**WHAT THE TASK REQUIRES**
Wherever the string "State" shows up in the data below, copy the whole line.

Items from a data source
· · · · · · ·
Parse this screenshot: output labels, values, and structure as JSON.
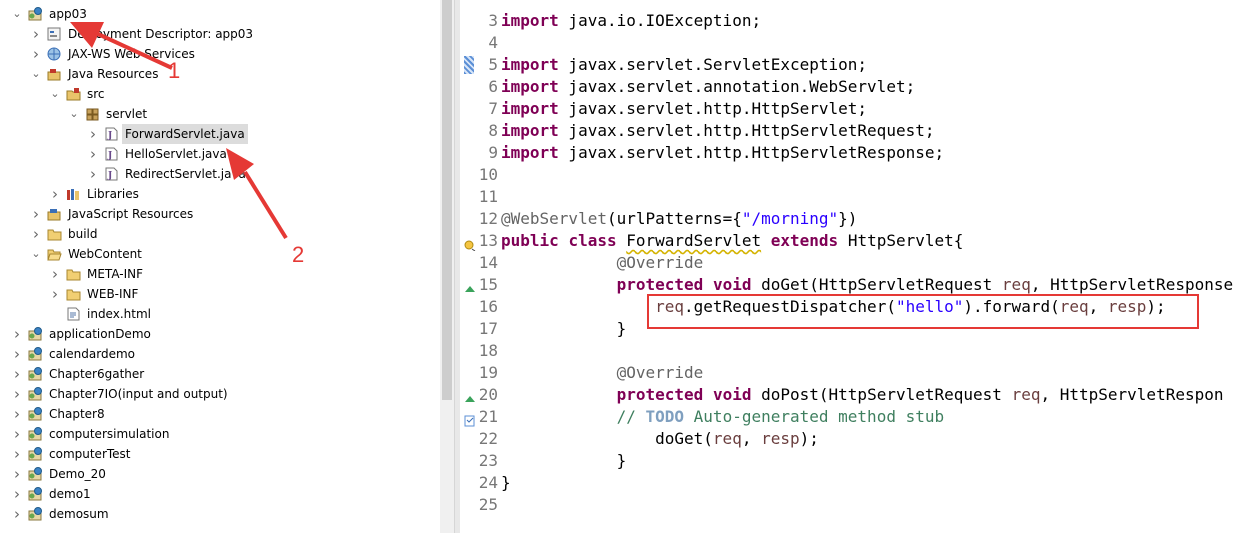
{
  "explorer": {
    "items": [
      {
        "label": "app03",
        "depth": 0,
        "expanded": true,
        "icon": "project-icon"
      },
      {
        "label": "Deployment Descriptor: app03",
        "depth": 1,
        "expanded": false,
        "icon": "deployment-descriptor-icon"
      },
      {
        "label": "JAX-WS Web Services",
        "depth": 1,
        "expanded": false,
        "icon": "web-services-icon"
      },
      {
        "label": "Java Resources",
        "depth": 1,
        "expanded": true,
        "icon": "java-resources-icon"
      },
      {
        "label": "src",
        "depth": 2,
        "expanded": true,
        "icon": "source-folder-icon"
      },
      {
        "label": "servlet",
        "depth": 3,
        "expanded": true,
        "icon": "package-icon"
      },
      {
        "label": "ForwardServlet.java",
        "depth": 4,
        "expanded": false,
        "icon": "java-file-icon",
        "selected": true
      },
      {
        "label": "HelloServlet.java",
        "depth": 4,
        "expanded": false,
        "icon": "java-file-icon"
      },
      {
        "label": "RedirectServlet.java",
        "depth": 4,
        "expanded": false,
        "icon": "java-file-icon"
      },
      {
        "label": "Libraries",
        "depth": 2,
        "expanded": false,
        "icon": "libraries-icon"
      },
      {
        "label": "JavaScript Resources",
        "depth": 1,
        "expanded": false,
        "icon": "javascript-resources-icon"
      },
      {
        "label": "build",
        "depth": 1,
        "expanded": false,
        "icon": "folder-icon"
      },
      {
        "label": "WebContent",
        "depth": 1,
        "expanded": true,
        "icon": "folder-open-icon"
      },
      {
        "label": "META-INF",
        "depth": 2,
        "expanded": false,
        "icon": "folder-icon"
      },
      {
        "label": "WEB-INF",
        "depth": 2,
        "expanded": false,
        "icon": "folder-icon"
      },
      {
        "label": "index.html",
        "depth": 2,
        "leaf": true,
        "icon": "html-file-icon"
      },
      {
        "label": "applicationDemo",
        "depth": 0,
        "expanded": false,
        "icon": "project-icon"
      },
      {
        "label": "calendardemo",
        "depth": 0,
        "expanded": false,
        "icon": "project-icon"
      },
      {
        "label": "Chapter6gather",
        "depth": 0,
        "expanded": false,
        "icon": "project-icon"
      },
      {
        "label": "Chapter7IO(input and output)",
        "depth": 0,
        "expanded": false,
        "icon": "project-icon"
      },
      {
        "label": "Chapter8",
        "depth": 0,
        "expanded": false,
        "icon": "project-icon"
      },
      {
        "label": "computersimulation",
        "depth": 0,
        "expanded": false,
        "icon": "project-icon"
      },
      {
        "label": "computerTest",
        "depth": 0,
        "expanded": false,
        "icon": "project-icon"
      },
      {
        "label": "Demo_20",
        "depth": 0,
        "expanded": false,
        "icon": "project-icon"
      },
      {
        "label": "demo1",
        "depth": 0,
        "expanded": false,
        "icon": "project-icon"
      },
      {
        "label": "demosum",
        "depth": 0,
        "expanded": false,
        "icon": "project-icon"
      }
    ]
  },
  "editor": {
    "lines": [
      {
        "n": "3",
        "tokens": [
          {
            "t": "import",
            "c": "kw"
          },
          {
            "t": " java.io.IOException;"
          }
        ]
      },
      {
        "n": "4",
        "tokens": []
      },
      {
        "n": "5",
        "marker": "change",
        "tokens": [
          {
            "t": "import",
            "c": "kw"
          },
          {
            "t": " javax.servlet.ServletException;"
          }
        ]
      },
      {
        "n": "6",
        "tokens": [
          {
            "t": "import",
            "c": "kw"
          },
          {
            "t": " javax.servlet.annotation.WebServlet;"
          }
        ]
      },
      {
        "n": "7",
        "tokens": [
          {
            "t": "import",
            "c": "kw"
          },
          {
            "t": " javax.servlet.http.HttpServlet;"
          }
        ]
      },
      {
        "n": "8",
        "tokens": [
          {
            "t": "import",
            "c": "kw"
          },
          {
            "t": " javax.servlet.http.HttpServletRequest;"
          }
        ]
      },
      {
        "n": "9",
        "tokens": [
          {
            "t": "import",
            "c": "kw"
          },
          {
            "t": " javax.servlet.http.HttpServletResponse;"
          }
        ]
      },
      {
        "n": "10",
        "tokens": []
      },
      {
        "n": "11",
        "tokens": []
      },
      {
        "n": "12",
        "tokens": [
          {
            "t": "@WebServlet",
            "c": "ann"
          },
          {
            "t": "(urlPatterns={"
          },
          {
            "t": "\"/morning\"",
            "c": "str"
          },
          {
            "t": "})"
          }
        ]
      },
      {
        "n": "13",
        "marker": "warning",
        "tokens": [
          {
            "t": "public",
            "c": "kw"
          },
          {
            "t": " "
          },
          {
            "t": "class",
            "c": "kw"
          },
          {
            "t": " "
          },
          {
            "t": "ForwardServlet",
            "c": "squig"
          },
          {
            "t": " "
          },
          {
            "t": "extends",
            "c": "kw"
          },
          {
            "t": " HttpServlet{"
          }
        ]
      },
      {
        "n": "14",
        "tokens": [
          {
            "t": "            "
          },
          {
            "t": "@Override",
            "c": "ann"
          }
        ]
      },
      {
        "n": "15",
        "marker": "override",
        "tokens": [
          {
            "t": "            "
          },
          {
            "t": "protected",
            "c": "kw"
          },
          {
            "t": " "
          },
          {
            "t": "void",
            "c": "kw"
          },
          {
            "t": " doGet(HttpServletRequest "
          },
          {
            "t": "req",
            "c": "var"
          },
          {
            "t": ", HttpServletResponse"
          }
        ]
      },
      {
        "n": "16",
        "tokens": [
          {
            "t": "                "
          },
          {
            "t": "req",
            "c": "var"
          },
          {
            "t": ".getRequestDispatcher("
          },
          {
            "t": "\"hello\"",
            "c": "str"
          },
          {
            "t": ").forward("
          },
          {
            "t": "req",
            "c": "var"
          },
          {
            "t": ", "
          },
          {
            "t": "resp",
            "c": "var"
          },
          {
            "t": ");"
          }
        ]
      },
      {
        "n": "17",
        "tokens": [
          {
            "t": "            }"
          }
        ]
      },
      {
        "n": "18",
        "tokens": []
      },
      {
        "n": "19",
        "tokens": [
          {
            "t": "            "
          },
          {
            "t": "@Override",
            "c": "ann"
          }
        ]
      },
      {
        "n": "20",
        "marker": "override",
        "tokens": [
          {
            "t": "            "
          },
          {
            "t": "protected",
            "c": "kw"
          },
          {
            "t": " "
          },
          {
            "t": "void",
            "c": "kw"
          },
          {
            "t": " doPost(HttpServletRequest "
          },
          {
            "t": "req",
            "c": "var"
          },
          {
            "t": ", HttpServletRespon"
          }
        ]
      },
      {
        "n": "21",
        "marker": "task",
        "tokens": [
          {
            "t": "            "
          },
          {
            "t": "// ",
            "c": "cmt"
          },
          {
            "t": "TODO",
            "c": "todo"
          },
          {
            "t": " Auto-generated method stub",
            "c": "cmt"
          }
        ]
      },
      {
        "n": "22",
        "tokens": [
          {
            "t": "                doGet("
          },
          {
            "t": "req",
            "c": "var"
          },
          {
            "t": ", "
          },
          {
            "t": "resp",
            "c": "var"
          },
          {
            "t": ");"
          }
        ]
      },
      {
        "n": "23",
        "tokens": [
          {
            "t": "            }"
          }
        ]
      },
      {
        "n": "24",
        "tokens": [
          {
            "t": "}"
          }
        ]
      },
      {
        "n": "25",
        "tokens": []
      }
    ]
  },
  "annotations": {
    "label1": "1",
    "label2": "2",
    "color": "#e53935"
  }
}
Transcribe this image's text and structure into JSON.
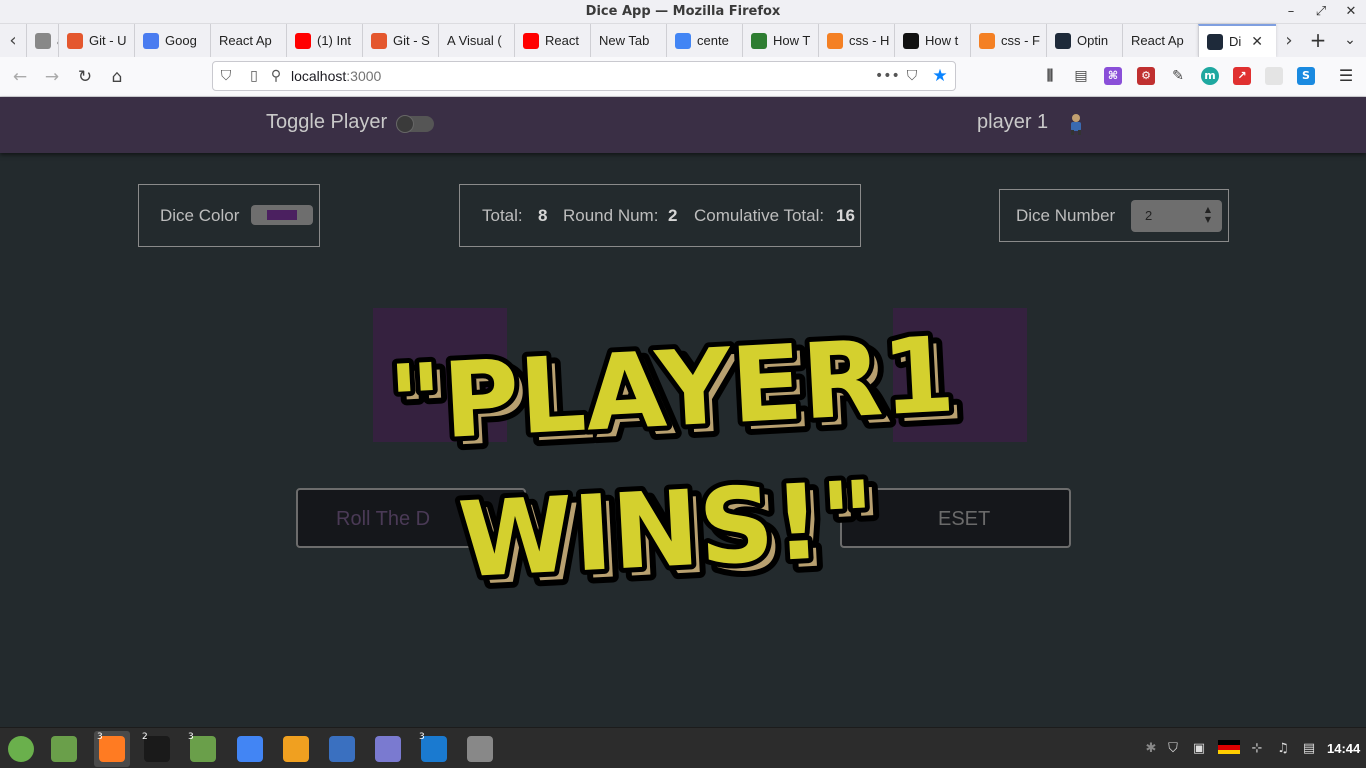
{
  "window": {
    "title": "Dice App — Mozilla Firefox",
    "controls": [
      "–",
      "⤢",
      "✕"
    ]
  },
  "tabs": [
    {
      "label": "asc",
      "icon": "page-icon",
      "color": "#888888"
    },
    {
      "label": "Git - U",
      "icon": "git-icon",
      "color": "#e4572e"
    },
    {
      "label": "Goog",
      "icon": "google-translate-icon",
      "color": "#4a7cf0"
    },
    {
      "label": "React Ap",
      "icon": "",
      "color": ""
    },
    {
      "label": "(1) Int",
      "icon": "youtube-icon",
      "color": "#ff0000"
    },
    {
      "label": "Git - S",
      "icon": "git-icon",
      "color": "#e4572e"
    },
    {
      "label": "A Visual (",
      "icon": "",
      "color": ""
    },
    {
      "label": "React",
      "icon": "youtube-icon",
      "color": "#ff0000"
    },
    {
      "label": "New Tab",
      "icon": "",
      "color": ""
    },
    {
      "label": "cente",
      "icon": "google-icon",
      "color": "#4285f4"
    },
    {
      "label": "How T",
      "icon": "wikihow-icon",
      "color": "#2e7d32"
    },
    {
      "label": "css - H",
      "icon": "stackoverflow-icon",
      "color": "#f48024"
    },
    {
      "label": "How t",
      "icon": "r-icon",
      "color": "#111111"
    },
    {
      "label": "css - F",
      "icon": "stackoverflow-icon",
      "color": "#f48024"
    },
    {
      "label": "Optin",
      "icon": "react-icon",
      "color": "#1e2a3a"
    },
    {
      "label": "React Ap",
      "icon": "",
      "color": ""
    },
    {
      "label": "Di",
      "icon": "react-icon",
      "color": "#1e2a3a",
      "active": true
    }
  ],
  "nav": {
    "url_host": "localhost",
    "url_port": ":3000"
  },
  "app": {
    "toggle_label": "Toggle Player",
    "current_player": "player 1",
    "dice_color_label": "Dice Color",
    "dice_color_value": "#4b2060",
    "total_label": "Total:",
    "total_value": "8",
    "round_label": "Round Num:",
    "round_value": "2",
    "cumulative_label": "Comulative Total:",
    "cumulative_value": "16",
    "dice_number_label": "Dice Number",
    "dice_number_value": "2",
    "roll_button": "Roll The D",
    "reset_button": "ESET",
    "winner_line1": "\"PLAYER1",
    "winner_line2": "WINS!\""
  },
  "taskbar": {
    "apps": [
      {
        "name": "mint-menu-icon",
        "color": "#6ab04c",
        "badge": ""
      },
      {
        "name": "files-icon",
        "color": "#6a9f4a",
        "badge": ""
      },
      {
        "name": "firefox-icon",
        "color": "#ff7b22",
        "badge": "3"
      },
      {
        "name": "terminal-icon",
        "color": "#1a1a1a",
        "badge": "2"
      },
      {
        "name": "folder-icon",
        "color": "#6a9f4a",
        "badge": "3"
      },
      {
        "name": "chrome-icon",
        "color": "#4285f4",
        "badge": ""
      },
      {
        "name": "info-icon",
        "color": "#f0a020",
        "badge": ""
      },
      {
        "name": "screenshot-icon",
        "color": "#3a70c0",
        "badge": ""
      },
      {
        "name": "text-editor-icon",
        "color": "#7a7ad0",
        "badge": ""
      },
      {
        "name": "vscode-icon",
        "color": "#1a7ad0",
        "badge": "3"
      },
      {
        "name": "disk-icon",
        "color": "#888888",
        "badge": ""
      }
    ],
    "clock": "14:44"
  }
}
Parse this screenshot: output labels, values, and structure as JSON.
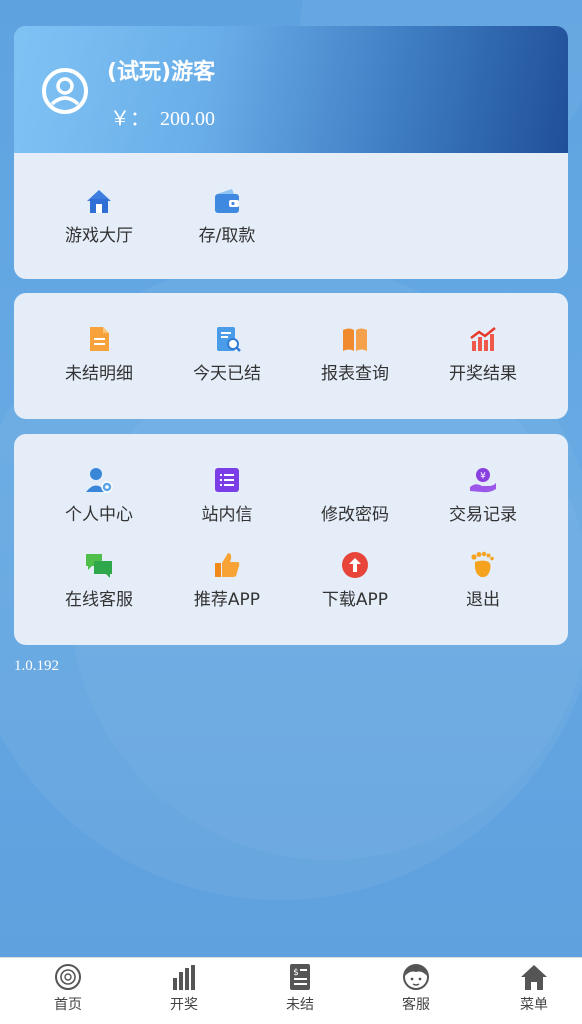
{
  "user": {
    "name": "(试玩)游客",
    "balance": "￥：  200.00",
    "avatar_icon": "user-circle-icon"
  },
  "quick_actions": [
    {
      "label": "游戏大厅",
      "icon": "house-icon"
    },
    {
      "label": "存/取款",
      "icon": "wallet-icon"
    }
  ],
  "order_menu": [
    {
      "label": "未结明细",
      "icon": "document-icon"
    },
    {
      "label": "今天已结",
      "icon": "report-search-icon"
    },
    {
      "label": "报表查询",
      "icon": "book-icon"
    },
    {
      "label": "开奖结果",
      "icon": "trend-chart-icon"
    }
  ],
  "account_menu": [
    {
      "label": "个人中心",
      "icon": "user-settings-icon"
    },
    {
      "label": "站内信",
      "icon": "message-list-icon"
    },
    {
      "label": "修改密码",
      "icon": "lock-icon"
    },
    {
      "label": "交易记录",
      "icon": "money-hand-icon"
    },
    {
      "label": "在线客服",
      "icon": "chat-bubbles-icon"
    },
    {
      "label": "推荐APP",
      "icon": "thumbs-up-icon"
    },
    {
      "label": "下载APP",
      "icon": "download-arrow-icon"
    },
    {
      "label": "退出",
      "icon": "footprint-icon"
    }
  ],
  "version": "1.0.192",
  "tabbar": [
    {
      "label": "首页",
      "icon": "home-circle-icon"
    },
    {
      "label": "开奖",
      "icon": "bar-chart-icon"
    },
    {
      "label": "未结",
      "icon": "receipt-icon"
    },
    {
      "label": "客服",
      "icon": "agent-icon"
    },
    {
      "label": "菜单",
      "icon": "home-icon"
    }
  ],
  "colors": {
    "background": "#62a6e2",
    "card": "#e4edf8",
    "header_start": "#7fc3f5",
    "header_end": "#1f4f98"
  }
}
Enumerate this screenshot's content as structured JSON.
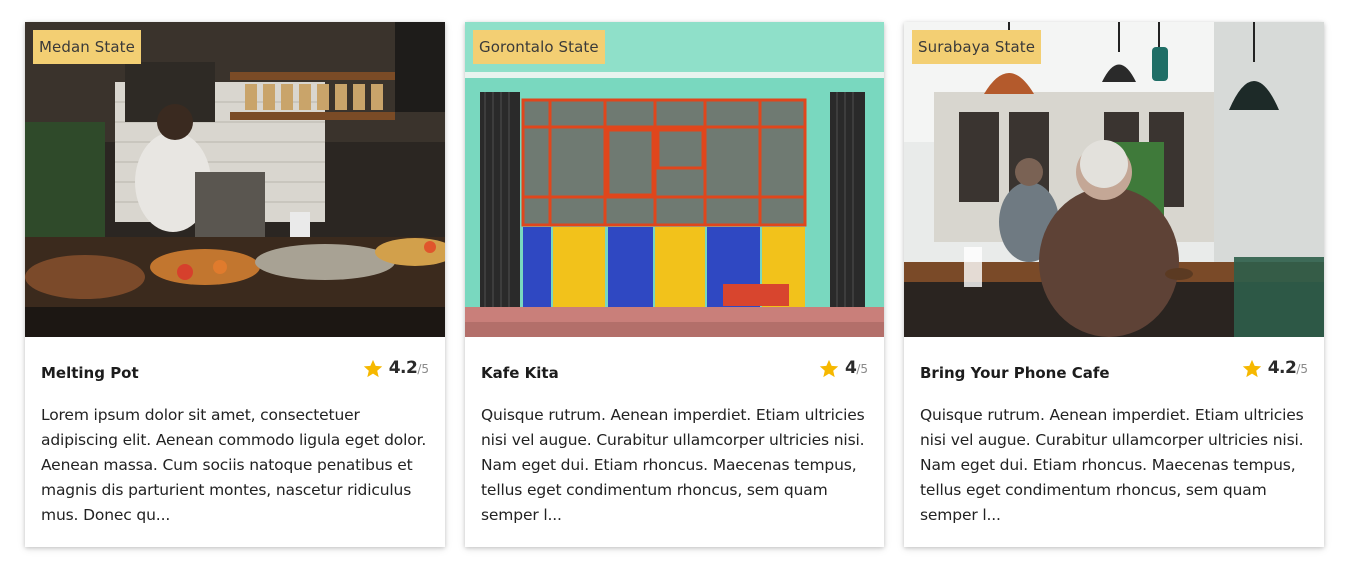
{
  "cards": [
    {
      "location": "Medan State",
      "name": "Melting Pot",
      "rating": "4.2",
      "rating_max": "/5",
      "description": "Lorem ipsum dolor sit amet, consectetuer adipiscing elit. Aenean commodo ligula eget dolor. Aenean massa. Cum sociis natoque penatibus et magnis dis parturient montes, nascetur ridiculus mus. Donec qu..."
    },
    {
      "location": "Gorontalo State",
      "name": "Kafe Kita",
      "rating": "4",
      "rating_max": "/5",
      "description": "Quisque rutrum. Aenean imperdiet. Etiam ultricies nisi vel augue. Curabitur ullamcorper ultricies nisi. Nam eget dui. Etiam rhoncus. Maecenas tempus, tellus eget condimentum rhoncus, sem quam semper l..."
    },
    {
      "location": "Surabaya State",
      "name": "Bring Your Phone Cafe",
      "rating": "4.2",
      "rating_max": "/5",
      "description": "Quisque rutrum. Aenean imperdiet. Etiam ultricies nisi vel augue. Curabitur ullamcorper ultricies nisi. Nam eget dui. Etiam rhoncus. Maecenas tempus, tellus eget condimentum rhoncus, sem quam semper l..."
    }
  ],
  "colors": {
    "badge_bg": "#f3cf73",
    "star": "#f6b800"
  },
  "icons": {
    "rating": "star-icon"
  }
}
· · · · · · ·
**ANSWER BOX**
      "location": "Medan State",
      "location": "Gorontalo State",
      "location": "Surabaya State",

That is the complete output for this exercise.